Remember Personal Audio? That’s the company that claimed it had a patent (8,112,504) from years ago that covered all podcasting and then sued a bunch of top podcasters over it. The company got itself lots of attention, including from EFF, who filed with the UPSTO to invalidate the patent. In response, Personal Audio tried to intimidate EFF’s donors. Eventually, Personal Audio realized that podcasters don’t actually make that much money and settled a bunch of its lawsuits — even with Adam Carolla (which actually does make a bunch of money) who had insisted he wasn’t going to settle.
Most of those settlements were for no money, but the company did win its lawsuit against CBS (in Eastern Texas, of course). However, the EFF’s initial effort to invalidate the patent at the USPTO (which is a separate process from the lawsuits) has now resulted in the Patent Office invalidating the key claims in the patent. You can read the USPTO’s decision, in which it notes that the key parts of the claim were clearly obvious to practitioners skilled in the art at the time of the patent and that the prior art invalidates the patent as well.
We are persuaded by a preponderance of the evidence that Petitioner’s rationale for obviousness is supported by rational underpinnings.

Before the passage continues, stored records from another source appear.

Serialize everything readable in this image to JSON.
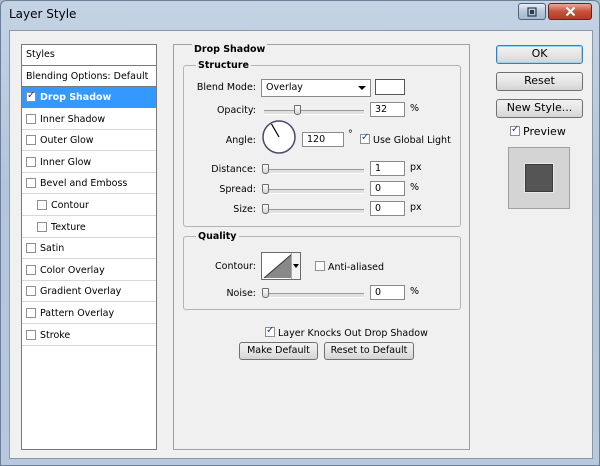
{
  "window": {
    "title": "Layer Style"
  },
  "styles_list": {
    "header": "Styles",
    "blending_options": "Blending Options: Default",
    "items": [
      {
        "label": "Drop Shadow",
        "checked": true,
        "selected": true
      },
      {
        "label": "Inner Shadow",
        "checked": false
      },
      {
        "label": "Outer Glow",
        "checked": false
      },
      {
        "label": "Inner Glow",
        "checked": false
      },
      {
        "label": "Bevel and Emboss",
        "checked": false
      },
      {
        "label": "Contour",
        "checked": false,
        "sub": true
      },
      {
        "label": "Texture",
        "checked": false,
        "sub": true
      },
      {
        "label": "Satin",
        "checked": false
      },
      {
        "label": "Color Overlay",
        "checked": false
      },
      {
        "label": "Gradient Overlay",
        "checked": false
      },
      {
        "label": "Pattern Overlay",
        "checked": false
      },
      {
        "label": "Stroke",
        "checked": false
      }
    ]
  },
  "drop_shadow": {
    "section_title": "Drop Shadow",
    "structure": {
      "title": "Structure",
      "blend_mode_label": "Blend Mode:",
      "blend_mode_value": "Overlay",
      "shadow_color": "#ffffff",
      "opacity_label": "Opacity:",
      "opacity_value": "32",
      "opacity_unit": "%",
      "opacity_fraction": 0.32,
      "angle_label": "Angle:",
      "angle_value": "120",
      "angle_unit": "°",
      "use_global_light_label": "Use Global Light",
      "use_global_light": true,
      "distance_label": "Distance:",
      "distance_value": "1",
      "distance_unit": "px",
      "spread_label": "Spread:",
      "spread_value": "0",
      "spread_unit": "%",
      "size_label": "Size:",
      "size_value": "0",
      "size_unit": "px"
    },
    "quality": {
      "title": "Quality",
      "contour_label": "Contour:",
      "anti_aliased_label": "Anti-aliased",
      "anti_aliased": false,
      "noise_label": "Noise:",
      "noise_value": "0",
      "noise_unit": "%"
    },
    "knockout_label": "Layer Knocks Out Drop Shadow",
    "knockout": true,
    "make_default_label": "Make Default",
    "reset_default_label": "Reset to Default"
  },
  "buttons": {
    "ok": "OK",
    "reset": "Reset",
    "new_style": "New Style...",
    "preview_label": "Preview",
    "preview_checked": true
  },
  "colors": {
    "selection": "#3399ff",
    "preview_fill": "#555555"
  }
}
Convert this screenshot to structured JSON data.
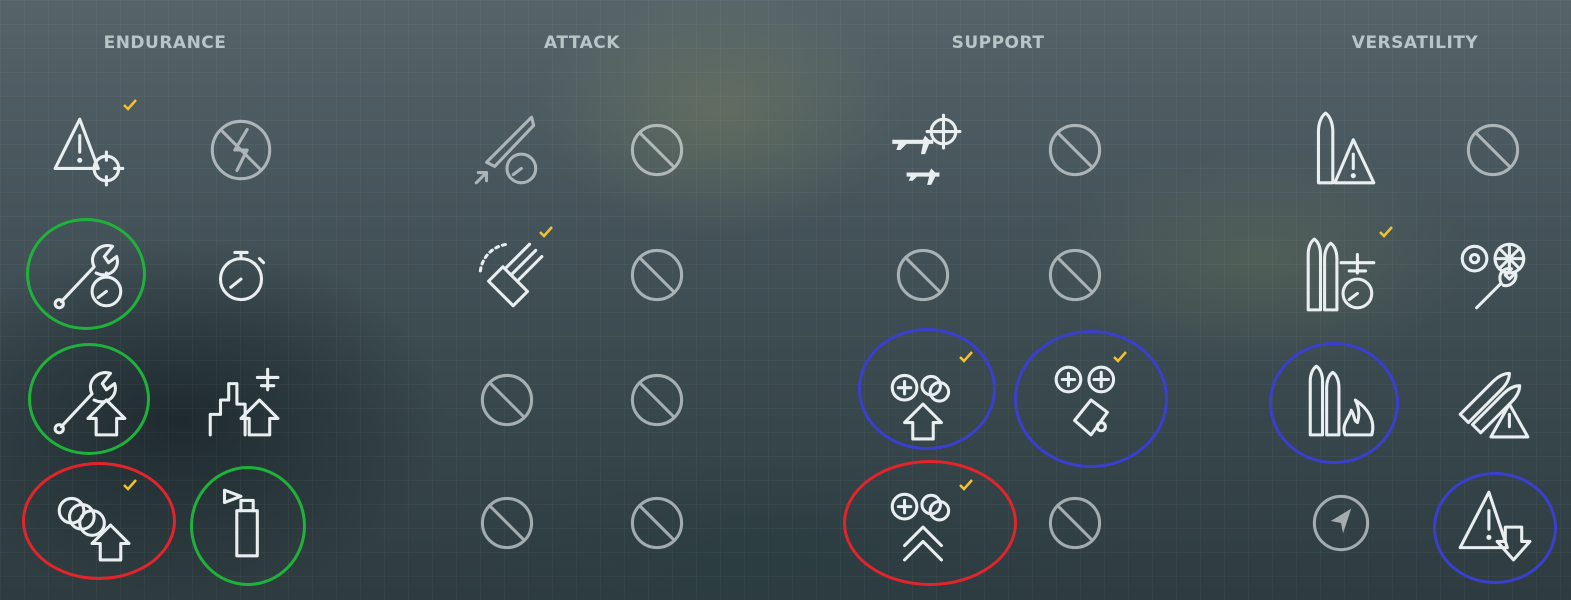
{
  "columns": [
    {
      "id": "endurance",
      "label": "ENDURANCE"
    },
    {
      "id": "attack",
      "label": "ATTACK"
    },
    {
      "id": "support",
      "label": "SUPPORT"
    },
    {
      "id": "versatility",
      "label": "VERSATILITY"
    }
  ],
  "skills": [
    {
      "column": "endurance",
      "row": 1,
      "slot": 1,
      "icon": "warning-target-icon",
      "status": "available",
      "selected": true
    },
    {
      "column": "endurance",
      "row": 1,
      "slot": 2,
      "icon": "no-flash-icon",
      "status": "disabled",
      "selected": false
    },
    {
      "column": "endurance",
      "row": 2,
      "slot": 1,
      "icon": "wrench-timer-icon",
      "status": "available",
      "selected": false,
      "highlight": "green"
    },
    {
      "column": "endurance",
      "row": 2,
      "slot": 2,
      "icon": "stopwatch-icon",
      "status": "available",
      "selected": false
    },
    {
      "column": "endurance",
      "row": 3,
      "slot": 1,
      "icon": "wrench-upgrade-icon",
      "status": "available",
      "selected": false,
      "highlight": "green"
    },
    {
      "column": "endurance",
      "row": 3,
      "slot": 2,
      "icon": "ship-aircraft-upgrade-icon",
      "status": "available",
      "selected": false
    },
    {
      "column": "endurance",
      "row": 4,
      "slot": 1,
      "icon": "aa-guns-upgrade-icon",
      "status": "available",
      "selected": true,
      "highlight": "red"
    },
    {
      "column": "endurance",
      "row": 4,
      "slot": 2,
      "icon": "extinguisher-icon",
      "status": "available",
      "selected": false,
      "highlight": "green"
    },
    {
      "column": "attack",
      "row": 1,
      "slot": 1,
      "icon": "torpedo-timer-icon",
      "status": "dimmed",
      "selected": false
    },
    {
      "column": "attack",
      "row": 1,
      "slot": 2,
      "icon": "unavailable-icon",
      "status": "unavailable",
      "selected": false
    },
    {
      "column": "attack",
      "row": 2,
      "slot": 1,
      "icon": "main-battery-traverse-icon",
      "status": "available",
      "selected": true
    },
    {
      "column": "attack",
      "row": 2,
      "slot": 2,
      "icon": "unavailable-icon",
      "status": "unavailable",
      "selected": false
    },
    {
      "column": "attack",
      "row": 3,
      "slot": 1,
      "icon": "unavailable-icon",
      "status": "unavailable",
      "selected": false
    },
    {
      "column": "attack",
      "row": 3,
      "slot": 2,
      "icon": "unavailable-icon",
      "status": "unavailable",
      "selected": false
    },
    {
      "column": "attack",
      "row": 4,
      "slot": 1,
      "icon": "unavailable-icon",
      "status": "unavailable",
      "selected": false
    },
    {
      "column": "attack",
      "row": 4,
      "slot": 2,
      "icon": "unavailable-icon",
      "status": "unavailable",
      "selected": false
    },
    {
      "column": "support",
      "row": 1,
      "slot": 1,
      "icon": "aircraft-target-icon",
      "status": "available",
      "selected": false
    },
    {
      "column": "support",
      "row": 1,
      "slot": 2,
      "icon": "unavailable-icon",
      "status": "unavailable",
      "selected": false
    },
    {
      "column": "support",
      "row": 2,
      "slot": 1,
      "icon": "unavailable-icon",
      "status": "unavailable",
      "selected": false
    },
    {
      "column": "support",
      "row": 2,
      "slot": 2,
      "icon": "unavailable-icon",
      "status": "unavailable",
      "selected": false
    },
    {
      "column": "support",
      "row": 3,
      "slot": 1,
      "icon": "aa-sector-upgrade-icon",
      "status": "available",
      "selected": true,
      "highlight": "blue"
    },
    {
      "column": "support",
      "row": 3,
      "slot": 2,
      "icon": "aa-plus-damage-icon",
      "status": "available",
      "selected": true,
      "highlight": "blue"
    },
    {
      "column": "support",
      "row": 4,
      "slot": 1,
      "icon": "aa-double-upgrade-icon",
      "status": "available",
      "selected": true,
      "highlight": "red"
    },
    {
      "column": "support",
      "row": 4,
      "slot": 2,
      "icon": "unavailable-icon",
      "status": "unavailable",
      "selected": false
    },
    {
      "column": "versatility",
      "row": 1,
      "slot": 1,
      "icon": "shell-warning-icon",
      "status": "available",
      "selected": false
    },
    {
      "column": "versatility",
      "row": 1,
      "slot": 2,
      "icon": "unavailable-icon",
      "status": "unavailable",
      "selected": false
    },
    {
      "column": "versatility",
      "row": 2,
      "slot": 1,
      "icon": "shells-aircraft-timer-icon",
      "status": "available",
      "selected": true
    },
    {
      "column": "versatility",
      "row": 2,
      "slot": 2,
      "icon": "gears-wrench-icon",
      "status": "available",
      "selected": false
    },
    {
      "column": "versatility",
      "row": 3,
      "slot": 1,
      "icon": "shells-fire-icon",
      "status": "available",
      "selected": false,
      "highlight": "blue"
    },
    {
      "column": "versatility",
      "row": 3,
      "slot": 2,
      "icon": "torpedoes-warning-icon",
      "status": "available",
      "selected": false
    },
    {
      "column": "versatility",
      "row": 4,
      "slot": 1,
      "icon": "compass-radar-icon",
      "status": "dimmed",
      "selected": false
    },
    {
      "column": "versatility",
      "row": 4,
      "slot": 2,
      "icon": "warning-down-icon",
      "status": "available",
      "selected": false,
      "highlight": "blue"
    }
  ],
  "colors": {
    "title": "#b9c6c8",
    "icon": "#e9eef0",
    "checkmark": "#f2c230",
    "highlight_green": "#1fb23a",
    "highlight_red": "#e3242b",
    "highlight_blue": "#3b3fd0"
  }
}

Kudos to the team at EFF, who have been doing some great work on patents lately (contrary to one of our grumpy commenters who insists that the EFF lawyers will never be seen as “serious professionals” by the US Patent Office, and will remain “marginal players at best”). Can’t wait to see what patent projects they take on next…